Want­ing that pe­riod-cor­rect rac­ing ap­peal would mean adding a front air dam, ton­neau cover, and alu­minum hood, and re­mov­ing the wind­shield and head­lights. Us­ing post-war salt flat and beach rac­ing his­tory, they would end up with their in­ter­pre­ta­tion of a pur­pose-built hot rod.

For their pur­poses, the Cadil­lac en­gine had to go, and their pow­er­plant of choice came via a long­time friend and an­other New Eng­land leg­end, Tommy Caruso. It just so hap­pened he had a strong 1946 Mer­cury 59AB that had been bored 0.060 over and fresh­ened in re­cent years us­ing cast iron heads milled 0.080 for a com­pres­sion bump. Chris then gath­ered up a Stromberg 97 on a pol­ished 1934 Ford ported alu­minum man­i­fold, and a 1939 Top Loader 78 case with later 27-tooth gears from around the shop.

With the gear un­der his arm Chris be­gan the en­gine trans­plant. He used a F1 truck open-drive setup for the trans and a F1 3.54:1 banjo rear, which he had around the shop. The Top Loader and the shifter kinks were worked out, while an early Bell steer­ing arm was con­nected to a 1949 F1 steer­ing box. Af­ter many dis­cus­sions about speed tricks with Tommy and try­ing to stay on bud­get, the combo turned out to be a good one once put to the test. The en­gine and trans would be a strong run­ner, mak­ing a great combo for some high eighth-mile trap speeds.
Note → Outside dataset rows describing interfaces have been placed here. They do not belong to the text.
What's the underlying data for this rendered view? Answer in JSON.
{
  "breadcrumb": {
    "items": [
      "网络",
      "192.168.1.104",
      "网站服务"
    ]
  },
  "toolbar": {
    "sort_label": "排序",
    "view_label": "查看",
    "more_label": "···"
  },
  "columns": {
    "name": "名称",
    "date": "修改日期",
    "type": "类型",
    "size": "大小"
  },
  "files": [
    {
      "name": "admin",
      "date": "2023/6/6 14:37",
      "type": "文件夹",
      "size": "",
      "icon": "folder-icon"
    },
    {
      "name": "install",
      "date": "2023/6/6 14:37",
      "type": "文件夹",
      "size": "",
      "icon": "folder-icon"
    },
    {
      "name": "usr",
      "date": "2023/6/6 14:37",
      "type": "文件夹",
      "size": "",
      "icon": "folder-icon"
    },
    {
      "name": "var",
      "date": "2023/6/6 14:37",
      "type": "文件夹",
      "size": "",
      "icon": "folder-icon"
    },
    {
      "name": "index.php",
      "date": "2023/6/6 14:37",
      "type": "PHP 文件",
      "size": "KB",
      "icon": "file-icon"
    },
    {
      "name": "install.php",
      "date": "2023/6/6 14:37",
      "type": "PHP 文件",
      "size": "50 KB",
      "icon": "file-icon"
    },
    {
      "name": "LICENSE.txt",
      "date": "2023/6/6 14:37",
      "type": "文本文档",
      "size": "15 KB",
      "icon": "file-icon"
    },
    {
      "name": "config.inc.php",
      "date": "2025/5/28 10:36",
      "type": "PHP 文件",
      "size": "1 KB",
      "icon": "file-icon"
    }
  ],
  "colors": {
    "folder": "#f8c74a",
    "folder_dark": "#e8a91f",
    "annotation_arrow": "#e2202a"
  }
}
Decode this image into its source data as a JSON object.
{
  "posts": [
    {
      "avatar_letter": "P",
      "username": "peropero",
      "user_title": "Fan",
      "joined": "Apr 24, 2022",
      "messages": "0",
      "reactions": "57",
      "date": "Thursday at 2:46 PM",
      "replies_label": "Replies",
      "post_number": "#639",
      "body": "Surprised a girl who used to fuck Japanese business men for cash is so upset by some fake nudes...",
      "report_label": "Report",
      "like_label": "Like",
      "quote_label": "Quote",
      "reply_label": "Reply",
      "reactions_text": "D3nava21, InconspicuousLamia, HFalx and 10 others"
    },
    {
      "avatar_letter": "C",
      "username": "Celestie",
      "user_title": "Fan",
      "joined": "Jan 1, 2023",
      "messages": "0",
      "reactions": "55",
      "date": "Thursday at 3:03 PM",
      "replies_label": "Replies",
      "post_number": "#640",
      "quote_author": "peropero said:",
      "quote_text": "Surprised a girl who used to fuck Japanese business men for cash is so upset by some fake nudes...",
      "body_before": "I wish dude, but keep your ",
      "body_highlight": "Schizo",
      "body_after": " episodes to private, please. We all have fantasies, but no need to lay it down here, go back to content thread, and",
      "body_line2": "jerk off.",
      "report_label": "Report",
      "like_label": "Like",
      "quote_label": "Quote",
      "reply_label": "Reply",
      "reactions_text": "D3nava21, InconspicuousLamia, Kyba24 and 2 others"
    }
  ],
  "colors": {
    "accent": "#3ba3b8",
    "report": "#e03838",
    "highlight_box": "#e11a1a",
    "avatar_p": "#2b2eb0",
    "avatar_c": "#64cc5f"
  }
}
Af­ter all the fit­ment checks came the plumb­ing and wiring be­fore mov­ing onto the body and sheet­metal fab­ri­ca­tion. This is when some of the ideas float­ing around in Chris and Dave’s heads were laid out, in­clud­ing the ton­neau, al­loy hood, and front air dam that had been in their ini­tial plans. Chris con­verted the phaeton to left-hand drive, added Brookville front doors, and moved the front seat pan 4 inches back to al­low for more legroom. He re­in­stalled the stock seats and put some Ste­wart-warner gauges in the chrome dash.

The phaeton did make it to The Race of Gen­tle­men in 2017, where it ran strong! Go­ing 8-1 brought it plenty of at­ten­tion.

With that un­der Chris’s belt, maybe it’s time to bring back the orig­i­nal plan of a late-1950’s Au­torama en­try? Or maybe not. It did serve well as a post-war race car, and maybe that’s what best suits it.

> The Ar­gen­tinian sheet­metal sat on a ’32 Ford frame, which Chris kept for his build. Up front he scored a neat orig­i­nal Dago axle from his friend Rich Wil­let that Rich had been hang­ing onto for a long time. (Dago is the nick­name for dropped axles made by Ed “Axle” Ste­wart of San Diego, Cal­i­for­nia.) > Chris Ball’s ’28 phaeton is now a long way from the un­fin­ished pro­ject car that he bought. It had been un­der con­struc­tion for some 20 years but had stalled in a pre­vi­ous owner’s hands.

> When Chris bought the phaeton it was right-hand drive; he elected to switch it over. Ste­wart-warner gauges are in the gauge clus­ter and flank the steer­ing col­umn.

> Be­low the floor­boards is a 1939 Top Loader trans­mis­sion with 27-tooth gears.

Newspapers in English

Newspapers from USA

© PressReader. All rights reserved.